It's just $49.95/year or $9.95/month.

Subscribe

Look at our lineup of speakers for 2019! All live webinars are free to watch.

Print the 2019 webinar brochure here.


New "Member Friday" Webinar - Online Resources for French Genealogy Part II by Paul Woodbury

New "Member Friday" Webinar - Online Resources for French Genealogy Part II by Paul Woodbury

Every Friday we're pleased to offer Legacy Family Tree Webinar subscribers a new bonus webinar just for them!   This Friday enjoy "Online Resources for French Genealogy Part II: Military conscription, Census, Maps, Photographs" by Paul Woodbury. If you're not a member, remember the webinar previews are always free.

Online Resources for French Genealogy Part II: Military conscription, Census, Maps, Photographs

French genealogy research benefits from some of the most complete, detailed, and well-preserved records in the world. Due to the digitization efforts of many French archives and societies, records commonly used for French genealogy are also among the most accessible. In the second part of this three-part series, explore French census records, military conscription records, maps, photographic collections and newspapers.

New "Member Friday" Webinar - Online Resources for French Genealogy Part II by Paul Woodbury


_WatchVideo

_WatchPreview 

About the Presenter

Paul WoodburyFrom a young age, Paul Woodbury fell in love with genealogy research. To pursue his passion for this field, he studied genetics and family history at Brigham Young University. To aid in his desire to share his knowledge with others, he has also received a masters degree in instructional design and educational technology from the University of Utah. Paul currently works as a DNA team lead at Legacy Tree Genealogists where he has helped to solve hundreds of genetic genealogy cases. In addition to genetic genealogy, Paul specializes in French, Spanish, and Scandinavian research and regularly presents on topics for these areas.

See all the webinars by Paul Woodbury in the Legacy library.

 
Not a member yet?

Legacy Family Tree Webinars provides genealogy education where-you-are through live and recorded online webinars and videos. Learn from the best instructors in genealogy including Thomas MacEntee, Judy Russell, J. Mark Lowe, Lisa Louise Cooke, Megan Smolenyak, Tom Jones, and many more. Learn at your convenience. On-demand classes are available 24 hours a day!
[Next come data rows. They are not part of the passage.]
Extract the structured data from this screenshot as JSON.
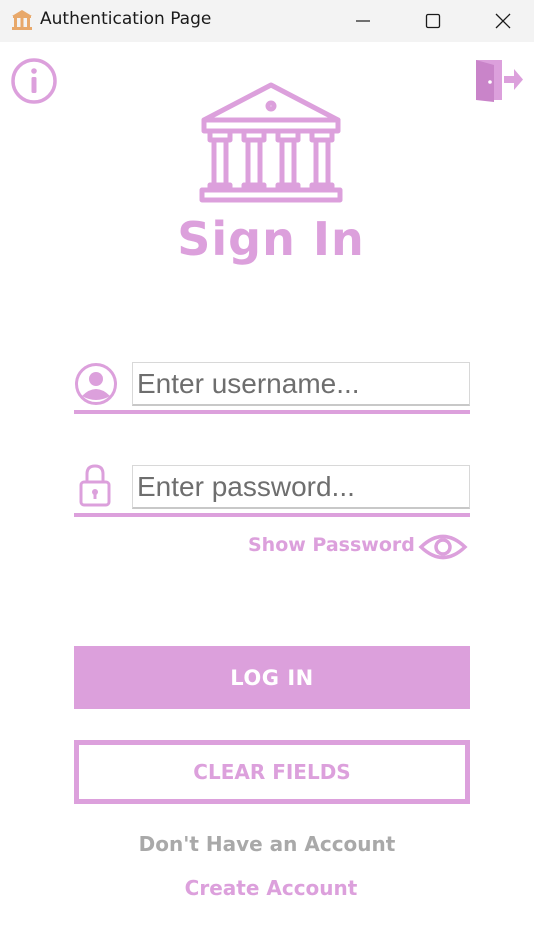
{
  "window": {
    "title": "Authentication Page",
    "controls": [
      "minimize-icon",
      "maximize-icon",
      "close-icon"
    ]
  },
  "header": {
    "left_icon": "info-icon",
    "right_icon": "exit-door-icon",
    "logo_icon": "bank-building-icon",
    "heading": "Sign In"
  },
  "form": {
    "username": {
      "icon": "user-icon",
      "placeholder": "Enter username...",
      "value": ""
    },
    "password": {
      "icon": "lock-icon",
      "placeholder": "Enter password...",
      "value": ""
    },
    "show_password_label": "Show Password",
    "show_password_icon": "eye-icon"
  },
  "actions": {
    "login_label": "LOG IN",
    "clear_label": "CLEAR FIELDS"
  },
  "footer": {
    "no_account_text": "Don't Have an Account",
    "create_account_label": "Create Account"
  },
  "colors": {
    "accent": "#dca0dc",
    "muted_text": "#a9a9a9",
    "titlebar": "#f3f3f3",
    "app_icon": "#e8a86a"
  }
}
All you need is a computer or mobile device with an Internet connection.

Subscribe today and get access to this BONUS members-only webinar AND all of this:

  • All 863 classes in the library (1115 hours of quality genealogy education)
  • 3724 pages of instructors' handouts
  • Chat logs from the live webinars
  • Additional 5% off anything at FamilyTreeWebinars.com
  • Chance for a bonus subscribers-only door prize during each live webinar
  • Additional members-only webinars

It's just $49.95/year or $9.95/month.

Subscribe

Look at our lineup of speakers for 2019! All live webinars are free to watch.

Print the 2019 webinar brochure here.